    u_long rmx_mtu;        /* MTU for this path */
    u_long rmx_hopcount;   /* max hops expected */
    u_long rmx_expire;     /* lifetime for route, e.g. redirect */
    u_long rmx_recvpipe;   /* inbound delay-bandwidth product */
    u_long rmx_sendpipe;   /* outbound delay-bandwidth product */
    u_long rmx_ssthresh;   /* outbound gateway buffer limit */
    u_long rmx_rtt;        /* estimated round trip time */
    u_long rmx_rttvar;     /* estimated rtt variance */
    u_long rmx_pksent;     /* packets sent using this route */

Flags include the values:

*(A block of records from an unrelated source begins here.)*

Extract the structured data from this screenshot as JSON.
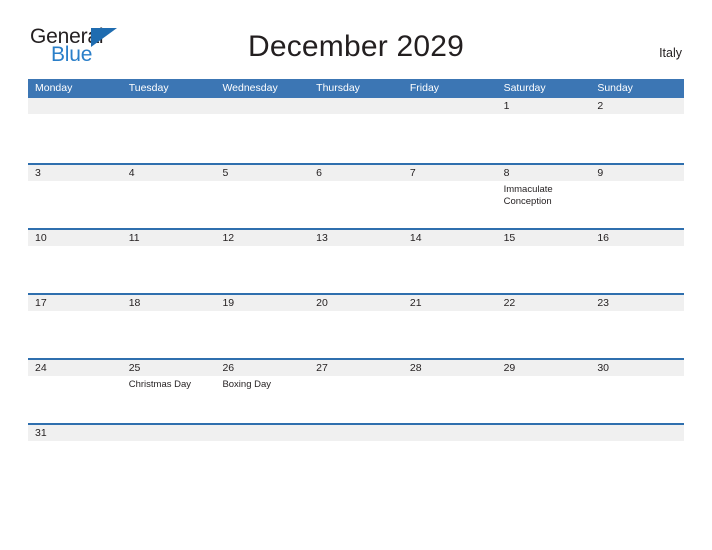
{
  "brand": {
    "word_one": "General",
    "word_two": "Blue",
    "flag_icon": "triangle-flag-icon",
    "color_dark": "#231f20",
    "color_blue": "#2a7fc9"
  },
  "header": {
    "title": "December 2029",
    "country": "Italy"
  },
  "calendar": {
    "accent_color": "#3c76b4",
    "band_color": "#f0f0f0",
    "weekdays": [
      "Monday",
      "Tuesday",
      "Wednesday",
      "Thursday",
      "Friday",
      "Saturday",
      "Sunday"
    ],
    "weeks": [
      [
        {
          "day": ""
        },
        {
          "day": ""
        },
        {
          "day": ""
        },
        {
          "day": ""
        },
        {
          "day": ""
        },
        {
          "day": "1",
          "events": []
        },
        {
          "day": "2",
          "events": []
        }
      ],
      [
        {
          "day": "3",
          "events": []
        },
        {
          "day": "4",
          "events": []
        },
        {
          "day": "5",
          "events": []
        },
        {
          "day": "6",
          "events": []
        },
        {
          "day": "7",
          "events": []
        },
        {
          "day": "8",
          "events": [
            "Immaculate Conception"
          ]
        },
        {
          "day": "9",
          "events": []
        }
      ],
      [
        {
          "day": "10",
          "events": []
        },
        {
          "day": "11",
          "events": []
        },
        {
          "day": "12",
          "events": []
        },
        {
          "day": "13",
          "events": []
        },
        {
          "day": "14",
          "events": []
        },
        {
          "day": "15",
          "events": []
        },
        {
          "day": "16",
          "events": []
        }
      ],
      [
        {
          "day": "17",
          "events": []
        },
        {
          "day": "18",
          "events": []
        },
        {
          "day": "19",
          "events": []
        },
        {
          "day": "20",
          "events": []
        },
        {
          "day": "21",
          "events": []
        },
        {
          "day": "22",
          "events": []
        },
        {
          "day": "23",
          "events": []
        }
      ],
      [
        {
          "day": "24",
          "events": []
        },
        {
          "day": "25",
          "events": [
            "Christmas Day"
          ]
        },
        {
          "day": "26",
          "events": [
            "Boxing Day"
          ]
        },
        {
          "day": "27",
          "events": []
        },
        {
          "day": "28",
          "events": []
        },
        {
          "day": "29",
          "events": []
        },
        {
          "day": "30",
          "events": []
        }
      ],
      [
        {
          "day": "31",
          "events": []
        },
        {
          "day": ""
        },
        {
          "day": ""
        },
        {
          "day": ""
        },
        {
          "day": ""
        },
        {
          "day": ""
        },
        {
          "day": ""
        }
      ]
    ]
  }
}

#define RTF_UP        0x1    /* route usable */
#define RTF_GATEWAY   0x2    /* destination is a gateway */
#define RTF_HOST      0x4    /* host entry (net otherwise) */
#define RTF_REJECT    0x8    /* host or net unreachable */
#define RTF_DYNAMIC   0x10   /* created dynamically (by redirect) */
#define RTF_MODIFIED  0x20   /* modified dynamically (by redirect) */
#define RTF_DONE      0x40   /* message confirmed */
#define RTF_MASK      0x80   /* subnet mask present */
#define RTF_CLONING   0x100  /* generate new routes on use */
#define RTF_XRESOLVE  0x200  /* external daemon resolves name */
#define RTF_LLINFO    0x400  /* generated by ARP or ESIS */
#define RTF_STATIC    0x800  /* manually added */
#define RTF_BLACKHOLE 0x1000 /* just discard pkts (during updates) */
#define RTF_PROTO2    0x4000 /* protocol specific routing flag */
#define RTF_PROTO1    0x8000 /* protocol specific routing flag */

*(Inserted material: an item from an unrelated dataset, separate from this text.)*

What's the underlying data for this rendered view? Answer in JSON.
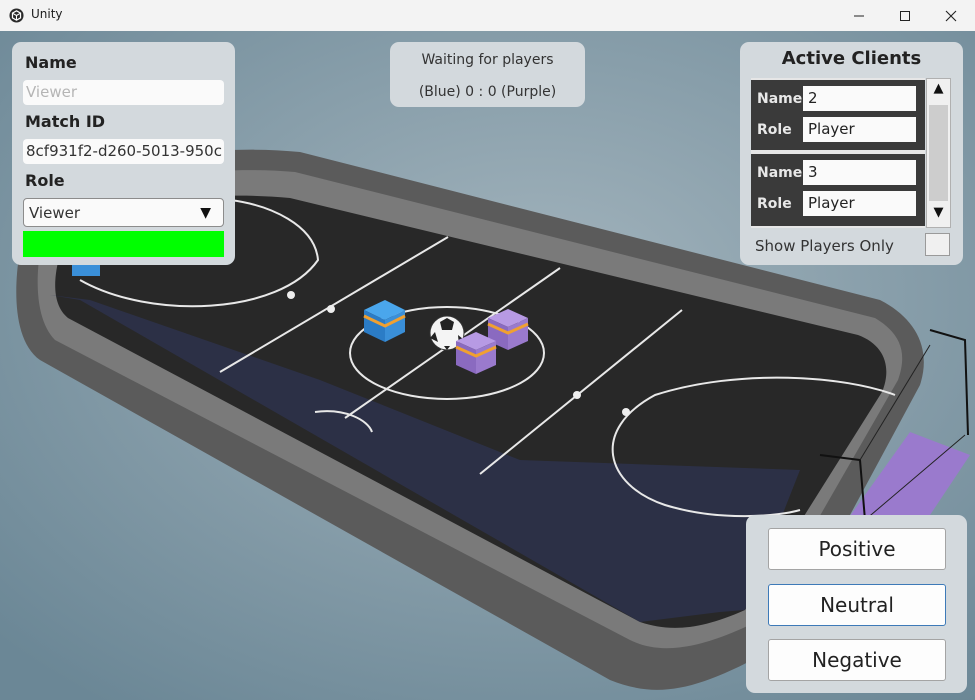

Specifiers for metric values in rmx_locks and rtm_inits are:

#define RTV_MTU       0x1   /* init or lock _mtu */
#define RTV_HOPCOUNT  0x2   /* init or lock _hopcount */
#define RTV_EXPIRE    0x4   /* init or lock _expire */
#define RTV_RPIPE     0x8   /* init or lock _recvpipe */
#define RTV_SPIPE     0x10  /* init or lock _sendpipe */
#define RTV_SSTHRESH  0x20  /* init or lock _ssthresh */
#define RTV_RTT       0x40  /* init or lock _rtt */
#define RTV_RTTVAR    0x80  /* init or lock _rttvar */

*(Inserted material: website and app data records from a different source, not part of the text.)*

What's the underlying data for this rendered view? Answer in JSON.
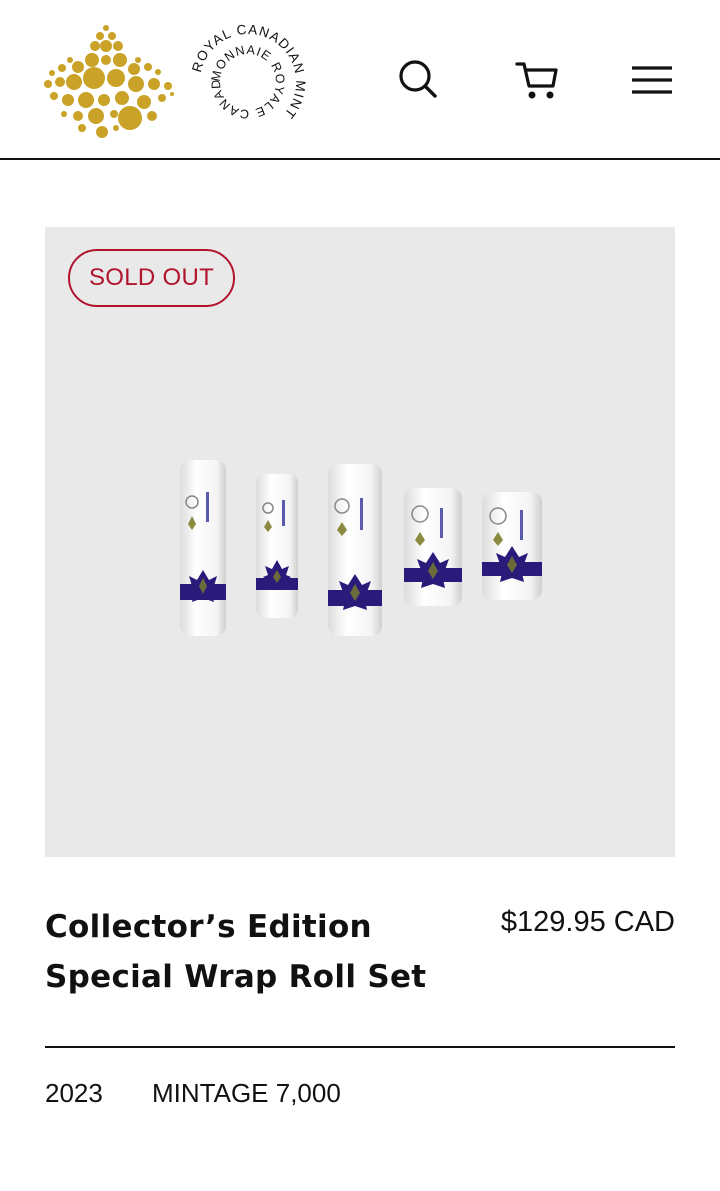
{
  "header": {
    "logo_ring_top": "ROYAL CANADIAN MINT",
    "logo_ring_bottom": "MONNAIE ROYALE CANADIENNE",
    "icons": {
      "logo": "maple-leaf-dots-icon",
      "search": "search-icon",
      "cart": "cart-icon",
      "menu": "hamburger-menu-icon"
    }
  },
  "product": {
    "badge": "SOLD OUT",
    "title_line1": "Collector’s Edition",
    "title_line2": "Special Wrap Roll Set",
    "price": "$129.95 CAD",
    "year": "2023",
    "mintage": "MINTAGE 7,000"
  },
  "colors": {
    "gold": "#c9a227",
    "sold_out_red": "#b0142e",
    "image_bg": "#e9e9e9",
    "wrap_band": "#2a1a7a"
  }
}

Specifiers for which addresses are present in the messages are:

#define RTA_DST      0x1  /* destination sockaddr present */
#define RTA_GATEWAY  0x2  /* gateway sockaddr present */
#define RTA_NETMASK  0x4  /* netmask sockaddr present */
#define RTA_GENMASK  0x8  /* cloning mask sockaddr present */
#define RTA_IFP      0x10 /* interface name sockaddr present */
#define RTA_IFA      0x20 /* interface addr sockaddr present */
#define RTA_AUTHOR   0x40 /* sockaddr for author of redirect */
#define RTA_BRD      0x80 /* for NEWADDR, */
                          /*      broadcast or p-p dest addr */


Use the following code to set the default route:

#include <sys/socket.h>
#include <sys/uio.h>
#include <unistd.h>
#include <net/route.h>
#include <netinet/in.h>
#include <stdio.h>
#include <libgen.h>
#include <arpa/inet.h>
#include <process.h>
#include <errno.h>

struct my_rt
      struct rt_msghdr rt;
      struct sockaddr_in dst;
      struct sockaddr_in gate;
      struct sockaddr_in mask;

int main(int argc, char **argv)
      int s;
      struct rt_msghdr *rtm;
      struct sockaddr_in *dst, *gate, *mask;
      struct my_rt my_rt;

      if(argc < 2)
                  "Usage: %s: <ip_addr_of_default_gateway>\n",
          return 1;

      if((s = socket(AF_ROUTE, SOCK_RAW, 0)) == -1)
              return 1;

      memset(&my_rt, 0x00, sizeof(my_rt));

      rtm  = &my_rt.rt;

      dst  = &my_rt.dst;
      gate = &my_rt.gate;
      mask = &my_rt.mask;

      rtm->rtm_type = RTM_ADD;
      rtm->rtm_flags = RTF_UP | RTF_GATEWAY | RTF_STATIC;
      rtm->rtm_msglen = sizeof(my_rt);
      rtm->rtm_version = RTM_VERSION;
      rtm->rtm_seq = 1234;
      rtm->rtm_addrs = RTA_DST | RTA_GATEWAY | RTA_NETMASK;
      rtm->rtm_pid = getpid();      
      dst->sin_len    = sizeof(*dst);
      dst->sin_family = AF_INET;

      mask->sin_len    = sizeof(*mask);
      mask->sin_family = AF_INET;

      gate->sin_len    = sizeof(*gate);
      gate->sin_family = AF_INET;
      inet_aton(argv[1], &gate->sin_addr);

      if(write(s, rtm, rtm->rtm_msglen) < 0)
                        return 1;
      return 0;